• PROBLEM REQUIREMENTS: Go through the entries below and collect each line with the string "label" in it.
--- AVAILABLE DATA ---
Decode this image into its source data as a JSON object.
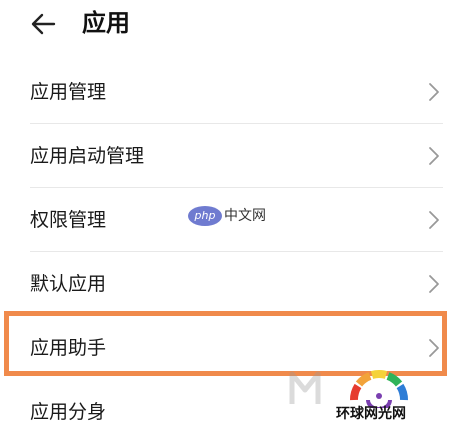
{
  "header": {
    "title": "应用",
    "back_icon": "arrow-left-icon"
  },
  "list": {
    "items": [
      {
        "label": "应用管理",
        "icon": "chevron-right-icon"
      },
      {
        "label": "应用启动管理",
        "icon": "chevron-right-icon"
      },
      {
        "label": "权限管理",
        "icon": "chevron-right-icon"
      },
      {
        "label": "默认应用",
        "icon": "chevron-right-icon"
      },
      {
        "label": "应用助手",
        "icon": "chevron-right-icon",
        "highlighted": true
      },
      {
        "label": "应用分身",
        "icon": "chevron-right-icon"
      }
    ]
  },
  "watermarks": {
    "php_badge": "php",
    "php_text": "中文网",
    "logo_text": "环球网光网"
  },
  "colors": {
    "highlight_border": "#f08a4b",
    "chevron": "#999999",
    "divider": "#e8e8e8",
    "text": "#1a1a1a"
  }
}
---
• RESPONSE BELOW:
        "label": "应用管理",
        "label": "应用启动管理",
        "label": "权限管理",
        "label": "默认应用",
        "label": "应用助手",
        "label": "应用分身",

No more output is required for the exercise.